I've done a few of the tests at Project Implicit, and each time the results have been inconclusive or I seem to show no preference. I've been skeptical of their tests [but haven't taken the time to deconstruct them], seeing as how I'm pretty much ambidextrous, but most of the population, being pretty much right-handed, also seem to get measured as having implicit biases. So, what I'd like to see is their results broken down by handedness of the participants.
However, like I say, until recently I didn't care enough to do something about it. Then I saw this:
Now, I don't know Nicholas Kristof from Eve's house cat, but I would have bet he's one of the least racist persons on the face of the planet. So I decided to take a closer look at this 'test.'

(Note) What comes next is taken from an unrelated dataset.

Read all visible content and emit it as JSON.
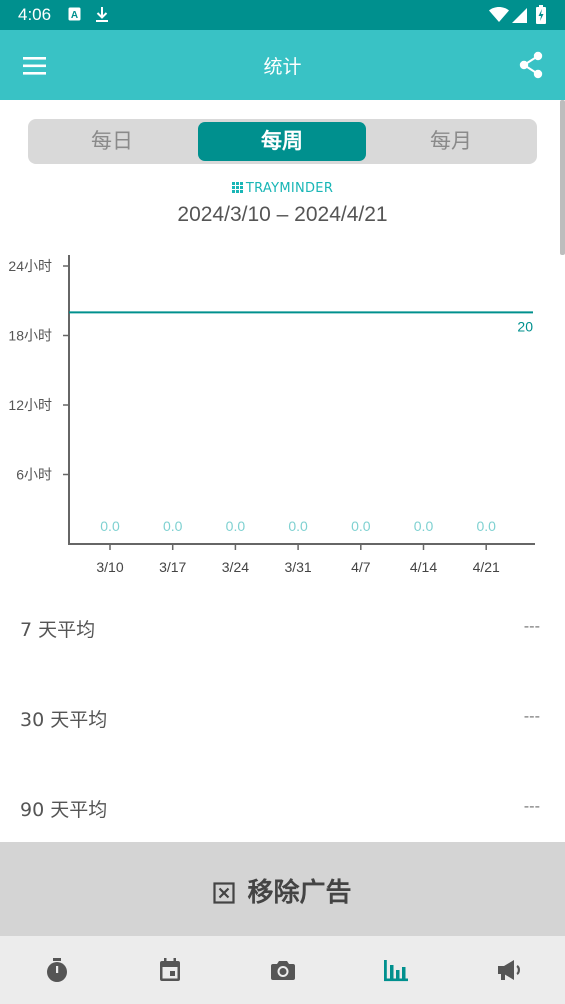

It's another one where I thought handedness might figure into the result, so after going through the test the first time as instructed --- right hand shoots, left hand holsters the gun --- I went through it a couple more times: shooting all 100 the next time through, and not-shooting all 100 the third time through. Both of those two trials, instead of reacting as quickly as possible, I did two things: looked only at the hands [no faces], and waited until I was sure what the object was before hitting the key.
All 3 times I had roughly the same results as Kristof, but after studying the images a little more closely, I'm convinced that the designers of that test need to re-evaluate their images. It looks to me like [and I saw a similar comment in that huge thread on Kristof's blog]
the images of blacks holding guns are readily apparent as such and the images of whites holding not-guns are just as readily apparent, but the images of blacks holding not-guns and whites holding guns are more difficult to decipher.
I'd like to see somebody do a rigorous test of that possible confounding variable before labeling another huge chunk of us as implicitly racist.